Visit the Pearling Trail

R028FW A Bahraini man wearing dishdash, guthra, and aghal walking along a narrow alley on the Pearl Trail, old Muharraq, Kingdom of Bahrain. Alamy
The Pearl Trail. Alamy

One of two Unesco World Heritage Sites in Bahrain, the Pearling Trail is a series of buildings and landmarks that forms a 3.5-kilometre pathway and is the perfect introduction into the island's past. It consists of three oyster beds, a segment of coast, Bu Maher Fort and nine clusters of buildings with 17 architectural structures in the historic town of Muharraq. The trail highlights the importance of the centuries-­old pearl-collecting tradition to Bahrain's economy.

Go to Manama Souq

A visitor looks at traditional light-shop in local souq at Bab al Bahrain in Manama, Bahrain June 27, 2018. Picture taken June 27, 2018. REUTERS/Hamad I Mohammed
Manama Souq in the capital. Reuters 

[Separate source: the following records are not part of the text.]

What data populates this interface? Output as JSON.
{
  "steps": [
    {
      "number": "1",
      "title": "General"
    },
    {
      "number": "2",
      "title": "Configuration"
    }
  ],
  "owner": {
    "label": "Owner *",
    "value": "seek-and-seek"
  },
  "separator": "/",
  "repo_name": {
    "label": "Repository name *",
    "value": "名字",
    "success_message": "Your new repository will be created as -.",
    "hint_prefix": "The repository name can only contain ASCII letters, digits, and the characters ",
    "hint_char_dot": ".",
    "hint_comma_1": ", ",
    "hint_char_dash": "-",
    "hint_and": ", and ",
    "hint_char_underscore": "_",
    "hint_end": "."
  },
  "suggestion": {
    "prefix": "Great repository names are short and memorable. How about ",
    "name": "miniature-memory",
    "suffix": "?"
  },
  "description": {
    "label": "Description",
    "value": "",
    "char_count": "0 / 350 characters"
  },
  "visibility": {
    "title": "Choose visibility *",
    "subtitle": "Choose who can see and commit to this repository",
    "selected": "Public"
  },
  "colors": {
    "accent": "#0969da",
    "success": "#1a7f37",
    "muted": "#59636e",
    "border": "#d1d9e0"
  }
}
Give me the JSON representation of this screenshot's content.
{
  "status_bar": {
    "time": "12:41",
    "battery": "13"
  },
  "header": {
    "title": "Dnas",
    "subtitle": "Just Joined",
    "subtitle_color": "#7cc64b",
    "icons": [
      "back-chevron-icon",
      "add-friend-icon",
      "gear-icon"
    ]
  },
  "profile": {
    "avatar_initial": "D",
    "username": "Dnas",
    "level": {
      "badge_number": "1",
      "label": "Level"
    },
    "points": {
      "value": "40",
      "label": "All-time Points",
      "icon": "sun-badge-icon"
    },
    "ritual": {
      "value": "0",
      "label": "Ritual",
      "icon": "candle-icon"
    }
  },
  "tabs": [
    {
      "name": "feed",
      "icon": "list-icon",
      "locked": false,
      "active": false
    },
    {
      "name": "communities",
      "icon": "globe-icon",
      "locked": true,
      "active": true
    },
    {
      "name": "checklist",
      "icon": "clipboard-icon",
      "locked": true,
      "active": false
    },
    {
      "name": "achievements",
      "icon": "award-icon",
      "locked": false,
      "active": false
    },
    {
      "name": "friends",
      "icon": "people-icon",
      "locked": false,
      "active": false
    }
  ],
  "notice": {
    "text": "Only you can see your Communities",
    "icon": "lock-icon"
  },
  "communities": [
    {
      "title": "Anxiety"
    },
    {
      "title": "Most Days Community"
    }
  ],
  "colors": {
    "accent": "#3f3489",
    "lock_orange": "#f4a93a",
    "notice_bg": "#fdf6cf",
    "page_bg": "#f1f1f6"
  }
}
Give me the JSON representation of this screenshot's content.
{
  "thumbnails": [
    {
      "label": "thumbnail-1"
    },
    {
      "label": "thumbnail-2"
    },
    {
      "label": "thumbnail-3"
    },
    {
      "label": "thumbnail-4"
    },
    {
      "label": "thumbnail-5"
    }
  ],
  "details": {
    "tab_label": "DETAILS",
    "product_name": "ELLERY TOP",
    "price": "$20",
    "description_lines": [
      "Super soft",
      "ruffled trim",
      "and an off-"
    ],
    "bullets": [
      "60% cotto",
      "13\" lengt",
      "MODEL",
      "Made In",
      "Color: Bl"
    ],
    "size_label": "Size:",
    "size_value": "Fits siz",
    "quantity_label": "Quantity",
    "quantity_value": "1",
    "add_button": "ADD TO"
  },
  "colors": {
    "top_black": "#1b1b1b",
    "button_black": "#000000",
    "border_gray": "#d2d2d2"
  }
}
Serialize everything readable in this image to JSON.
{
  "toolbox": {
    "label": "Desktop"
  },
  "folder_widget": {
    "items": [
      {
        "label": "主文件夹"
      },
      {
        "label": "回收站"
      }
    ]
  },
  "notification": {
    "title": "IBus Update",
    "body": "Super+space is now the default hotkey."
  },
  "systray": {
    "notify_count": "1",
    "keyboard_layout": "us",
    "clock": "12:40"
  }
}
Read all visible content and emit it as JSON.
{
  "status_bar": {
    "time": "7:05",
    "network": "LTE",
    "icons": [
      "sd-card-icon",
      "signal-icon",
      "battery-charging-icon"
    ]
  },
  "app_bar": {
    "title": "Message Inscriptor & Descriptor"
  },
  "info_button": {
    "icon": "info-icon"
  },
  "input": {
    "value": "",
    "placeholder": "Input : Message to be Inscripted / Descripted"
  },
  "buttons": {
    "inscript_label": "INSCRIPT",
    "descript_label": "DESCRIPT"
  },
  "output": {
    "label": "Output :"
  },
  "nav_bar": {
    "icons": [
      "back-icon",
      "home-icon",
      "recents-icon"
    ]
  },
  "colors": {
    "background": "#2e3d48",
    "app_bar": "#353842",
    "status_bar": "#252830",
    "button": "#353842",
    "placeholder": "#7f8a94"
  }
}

There are a number of traditional marketplaces you can visit, but the most famous is in the capital. Wander through Bab Al Bahrain arch to explore its labyrinthine alleyways, where hawkers sell everything from local perfumes to exotic spices and plenty of gold. You'll find a plethora of hole-in-the-wall restaurants too, including Bahraini favourite Haji's Cafe and the vegetarian Indian spot Swagat, which is found near the Sri Krishna Temple, which is more than 100 years old.

Take a boat to Aldar Island

The small island is worth visiting as a tourist, and you can get involved with all sorts of fun family-friendly activities, such as water sports, pearl-­diving, fishing and volleyball. Refuel at the restaurant and bar, and then head back to the main island, or spend the night in one of the modern, comfortable chalets on Aldar. Prices to get there start from 5 Bahraini dinars (Dh50) for adults and Bd2 for children older than five years. It's free for the younger ones

Wander around the Bahrain Fort

Riffa, Ar Rifa and Southern, Bahrain, Middle East. Getty Images
The eponymous fort in the city of Riffa. Getty 

Bahrain's first Unesco World Heritage Site was Qal'at Al Bahrain, also known as the Bahrain or Portuguese Fort. This 3,000-year-old archaeological site is where hundreds of antiquities and treasures have been unearthed over the past century. Wander around the ruins and then head to the nearby museum, which gives you an insight into the area, the landmark and the country's rich history. There's also a lovely little cafe there to pick up a coffee or a bite to eat, as well as a tiny souvenir shop.

Eat breakfast at Riffa Fort

Bahrain's forts are among the most beautiful in the region, and so a trip to the restored Riffa Fort never goes amiss. You can carefully tread through history here, but also pop into Saffron by Jena, where a traditional Bahraini breakfast – complete with balaleet, foul and balila – is served inside or on the terrace, which offers gorgeous views over the Hunanaiya Valley. Saffron cafe is a bit of an institution in Bahrain, and it also has a couple of other branches at well-known landmarks in the country, including the Manama Souq and on the Muharraq Pearling Trail. This one is our favourite, though.

Take in the arts scene

At any time of year, Bahrain has a unique and interesting arts scene for visitors to enjoy, with a wide range of small galleries on offer, such as Albareh Art Gallery and La Fontaine Centre of Contemporary Art, showcasing works by local and regional artists. This weekend is a particularly good time to pay them a visit if you're into the arts, as the annual Spring of Culture Festival coincides with the Formula One racing. Grammy Award-­winning rocker Steve Winwood will perform tonight in Bahrain Bay, while tomorrow evening Scottish musician Scott Booth will take to the stage at the Cultural Hall, a performing arts theatre located not far from the Bahrain National Museum (this is well worth a visit too, if you have the time to stop by). Also on the agenda this weekend is the Bahrain Annual Fine Arts Exhibition, which is being held at the stalwart Ritz-Carlton hotel.